[Problem to solve] Output every record precisely.

[Input]
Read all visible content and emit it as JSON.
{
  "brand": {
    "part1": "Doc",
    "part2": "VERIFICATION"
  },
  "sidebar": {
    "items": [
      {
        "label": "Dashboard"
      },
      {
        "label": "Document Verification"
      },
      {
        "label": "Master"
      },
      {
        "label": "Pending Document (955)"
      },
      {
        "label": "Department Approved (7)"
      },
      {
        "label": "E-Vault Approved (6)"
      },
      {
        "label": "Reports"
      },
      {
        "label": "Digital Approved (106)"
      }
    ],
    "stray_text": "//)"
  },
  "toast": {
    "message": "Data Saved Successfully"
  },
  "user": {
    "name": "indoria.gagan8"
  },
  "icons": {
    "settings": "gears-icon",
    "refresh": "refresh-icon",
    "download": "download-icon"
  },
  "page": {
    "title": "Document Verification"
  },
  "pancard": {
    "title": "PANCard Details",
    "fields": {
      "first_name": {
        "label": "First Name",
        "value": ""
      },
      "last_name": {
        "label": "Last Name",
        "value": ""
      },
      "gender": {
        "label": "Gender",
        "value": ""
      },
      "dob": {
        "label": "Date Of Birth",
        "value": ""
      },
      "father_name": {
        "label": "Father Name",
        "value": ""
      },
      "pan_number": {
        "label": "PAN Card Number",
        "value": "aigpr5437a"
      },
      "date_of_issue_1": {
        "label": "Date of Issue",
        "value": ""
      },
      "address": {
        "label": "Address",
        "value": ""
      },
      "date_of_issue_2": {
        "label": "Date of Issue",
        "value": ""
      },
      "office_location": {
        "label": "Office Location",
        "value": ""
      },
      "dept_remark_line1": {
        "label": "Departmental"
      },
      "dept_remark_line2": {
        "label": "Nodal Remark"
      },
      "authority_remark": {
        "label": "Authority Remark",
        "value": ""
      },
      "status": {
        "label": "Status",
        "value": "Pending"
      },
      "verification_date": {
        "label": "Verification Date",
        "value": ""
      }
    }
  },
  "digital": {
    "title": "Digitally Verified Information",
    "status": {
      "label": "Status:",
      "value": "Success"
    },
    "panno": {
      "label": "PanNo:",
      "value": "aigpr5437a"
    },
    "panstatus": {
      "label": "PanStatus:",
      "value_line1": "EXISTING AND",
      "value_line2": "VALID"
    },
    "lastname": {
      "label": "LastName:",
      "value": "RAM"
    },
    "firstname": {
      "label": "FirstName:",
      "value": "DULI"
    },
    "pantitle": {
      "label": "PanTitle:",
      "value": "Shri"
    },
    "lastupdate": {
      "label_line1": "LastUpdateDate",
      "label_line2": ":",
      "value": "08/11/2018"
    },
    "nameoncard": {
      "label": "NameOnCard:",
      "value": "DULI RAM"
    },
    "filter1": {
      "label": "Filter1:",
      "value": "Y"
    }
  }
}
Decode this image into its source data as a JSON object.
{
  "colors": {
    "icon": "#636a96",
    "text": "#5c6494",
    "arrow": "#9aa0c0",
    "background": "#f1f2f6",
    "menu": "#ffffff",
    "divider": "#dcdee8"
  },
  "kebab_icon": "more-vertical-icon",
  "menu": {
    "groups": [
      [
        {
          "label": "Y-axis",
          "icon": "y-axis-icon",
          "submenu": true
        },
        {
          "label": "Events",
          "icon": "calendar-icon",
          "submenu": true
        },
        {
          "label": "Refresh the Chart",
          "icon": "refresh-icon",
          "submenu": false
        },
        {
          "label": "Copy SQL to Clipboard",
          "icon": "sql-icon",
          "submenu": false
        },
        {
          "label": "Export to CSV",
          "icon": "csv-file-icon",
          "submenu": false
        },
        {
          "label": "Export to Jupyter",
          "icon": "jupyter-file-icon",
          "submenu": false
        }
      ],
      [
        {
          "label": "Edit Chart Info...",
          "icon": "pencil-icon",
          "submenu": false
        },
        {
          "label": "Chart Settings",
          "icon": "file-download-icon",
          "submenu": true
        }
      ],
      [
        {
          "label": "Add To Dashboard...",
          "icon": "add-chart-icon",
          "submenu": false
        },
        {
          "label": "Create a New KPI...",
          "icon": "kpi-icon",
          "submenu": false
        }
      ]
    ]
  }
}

[Solution]
Read all visible content and emit it as JSON.
{
  "brand": {
    "part1": "Doc",
    "part2": "VERIFICATION"
  },
  "sidebar": {
    "items": [
      {
        "label": "Dashboard"
      },
      {
        "label": "Document Verification"
      },
      {
        "label": "Master"
      },
      {
        "label": "Pending Document (955)"
      },
      {
        "label": "Department Approved (7)"
      },
      {
        "label": "E-Vault Approved (6)"
      },
      {
        "label": "Reports"
      },
      {
        "label": "Digital Approved (106)"
      }
    ],
    "stray_text": "//)"
  },
  "toast": {
    "message": "Data Saved Successfully"
  },
  "user": {
    "name": "indoria.gagan8"
  },
  "icons": {
    "settings": "gears-icon",
    "refresh": "refresh-icon",
    "download": "download-icon"
  },
  "page": {
    "title": "Document Verification"
  },
  "pancard": {
    "title": "PANCard Details",
    "fields": {
      "first_name": {
        "label": "First Name",
        "value": ""
      },
      "last_name": {
        "label": "Last Name",
        "value": ""
      },
      "gender": {
        "label": "Gender",
        "value": ""
      },
      "dob": {
        "label": "Date Of Birth",
        "value": ""
      },
      "father_name": {
        "label": "Father Name",
        "value": ""
      },
      "pan_number": {
        "label": "PAN Card Number",
        "value": "aigpr5437a"
      },
      "date_of_issue_1": {
        "label": "Date of Issue",
        "value": ""
      },
      "address": {
        "label": "Address",
        "value": ""
      },
      "date_of_issue_2": {
        "label": "Date of Issue",
        "value": ""
      },
      "office_location": {
        "label": "Office Location",
        "value": ""
      },
      "dept_remark_line1": {
        "label": "Departmental"
      },
      "dept_remark_line2": {
        "label": "Nodal Remark"
      },
      "authority_remark": {
        "label": "Authority Remark",
        "value": ""
      },
      "status": {
        "label": "Status",
        "value": "Pending"
      },
      "verification_date": {
        "label": "Verification Date",
        "value": ""
      }
    }
  },
  "digital": {
    "title": "Digitally Verified Information",
    "status": {
      "label": "Status:",
      "value": "Success"
    },
    "panno": {
      "label": "PanNo:",
      "value": "aigpr5437a"
    },
    "panstatus": {
      "label": "PanStatus:",
      "value_line1": "EXISTING AND",
      "value_line2": "VALID"
    },
    "lastname": {
      "label": "LastName:",
      "value": "RAM"
    },
    "firstname": {
      "label": "FirstName:",
      "value": "DULI"
    },
    "pantitle": {
      "label": "PanTitle:",
      "value": "Shri"
    },
    "lastupdate": {
      "label_line1": "LastUpdateDate",
      "label_line2": ":",
      "value": "08/11/2018"
    },
    "nameoncard": {
      "label": "NameOnCard:",
      "value": "DULI RAM"
    },
    "filter1": {
      "label": "Filter1:",
      "value": "Y"
    }
  }
}
Decode this image into its source data as a JSON object.
{
  "colors": {
    "icon": "#636a96",
    "text": "#5c6494",
    "arrow": "#9aa0c0",
    "background": "#f1f2f6",
    "menu": "#ffffff",
    "divider": "#dcdee8"
  },
  "kebab_icon": "more-vertical-icon",
  "menu": {
    "groups": [
      [
        {
          "label": "Y-axis",
          "icon": "y-axis-icon",
          "submenu": true
        },
        {
          "label": "Events",
          "icon": "calendar-icon",
          "submenu": true
        },
        {
          "label": "Refresh the Chart",
          "icon": "refresh-icon",
          "submenu": false
        },
        {
          "label": "Copy SQL to Clipboard",
          "icon": "sql-icon",
          "submenu": false
        },
        {
          "label": "Export to CSV",
          "icon": "csv-file-icon",
          "submenu": false
        },
        {
          "label": "Export to Jupyter",
          "icon": "jupyter-file-icon",
          "submenu": false
        }
      ],
      [
        {
          "label": "Edit Chart Info...",
          "icon": "pencil-icon",
          "submenu": false
        },
        {
          "label": "Chart Settings",
          "icon": "file-download-icon",
          "submenu": true
        }
      ],
      [
        {
          "label": "Add To Dashboard...",
          "icon": "add-chart-icon",
          "submenu": false
        },
        {
          "label": "Create a New KPI...",
          "icon": "kpi-icon",
          "submenu": false
        }
      ]
    ]
  }
}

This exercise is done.